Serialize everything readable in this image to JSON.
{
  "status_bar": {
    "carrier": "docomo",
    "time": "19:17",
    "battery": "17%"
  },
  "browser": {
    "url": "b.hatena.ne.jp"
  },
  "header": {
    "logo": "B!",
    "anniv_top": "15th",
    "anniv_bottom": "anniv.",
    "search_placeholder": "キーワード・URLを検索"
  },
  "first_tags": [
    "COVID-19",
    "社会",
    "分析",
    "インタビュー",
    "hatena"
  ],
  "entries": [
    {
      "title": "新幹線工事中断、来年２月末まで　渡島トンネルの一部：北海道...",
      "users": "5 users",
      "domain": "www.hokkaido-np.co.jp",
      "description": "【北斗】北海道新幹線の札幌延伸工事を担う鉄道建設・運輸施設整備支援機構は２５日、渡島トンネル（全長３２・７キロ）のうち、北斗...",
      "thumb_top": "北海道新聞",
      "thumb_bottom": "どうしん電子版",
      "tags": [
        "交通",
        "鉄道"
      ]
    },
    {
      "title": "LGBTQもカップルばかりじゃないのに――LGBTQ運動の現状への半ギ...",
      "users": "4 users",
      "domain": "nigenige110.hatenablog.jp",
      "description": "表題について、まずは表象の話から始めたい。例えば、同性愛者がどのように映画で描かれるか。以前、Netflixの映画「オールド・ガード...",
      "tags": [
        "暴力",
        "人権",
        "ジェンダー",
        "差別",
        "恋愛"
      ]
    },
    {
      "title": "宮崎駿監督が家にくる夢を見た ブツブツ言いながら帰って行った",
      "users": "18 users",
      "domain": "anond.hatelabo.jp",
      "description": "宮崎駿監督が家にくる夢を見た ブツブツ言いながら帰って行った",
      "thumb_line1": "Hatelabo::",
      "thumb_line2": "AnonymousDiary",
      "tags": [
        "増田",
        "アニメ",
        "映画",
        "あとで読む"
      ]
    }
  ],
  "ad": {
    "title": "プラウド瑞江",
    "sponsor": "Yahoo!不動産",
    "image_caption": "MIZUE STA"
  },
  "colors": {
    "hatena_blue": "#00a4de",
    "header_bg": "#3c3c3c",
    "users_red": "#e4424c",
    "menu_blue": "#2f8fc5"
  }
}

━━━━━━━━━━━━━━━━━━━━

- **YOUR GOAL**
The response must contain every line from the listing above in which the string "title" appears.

- **WRITTEN SOLUTION**
      "title": "新幹線工事中断、来年２月末まで　渡島トンネルの一部：北海道...",
      "title": "LGBTQもカップルばかりじゃないのに――LGBTQ運動の現状への半ギ...",
      "title": "宮崎駿監督が家にくる夢を見た ブツブツ言いながら帰って行った",
    "title": "プラウド瑞江",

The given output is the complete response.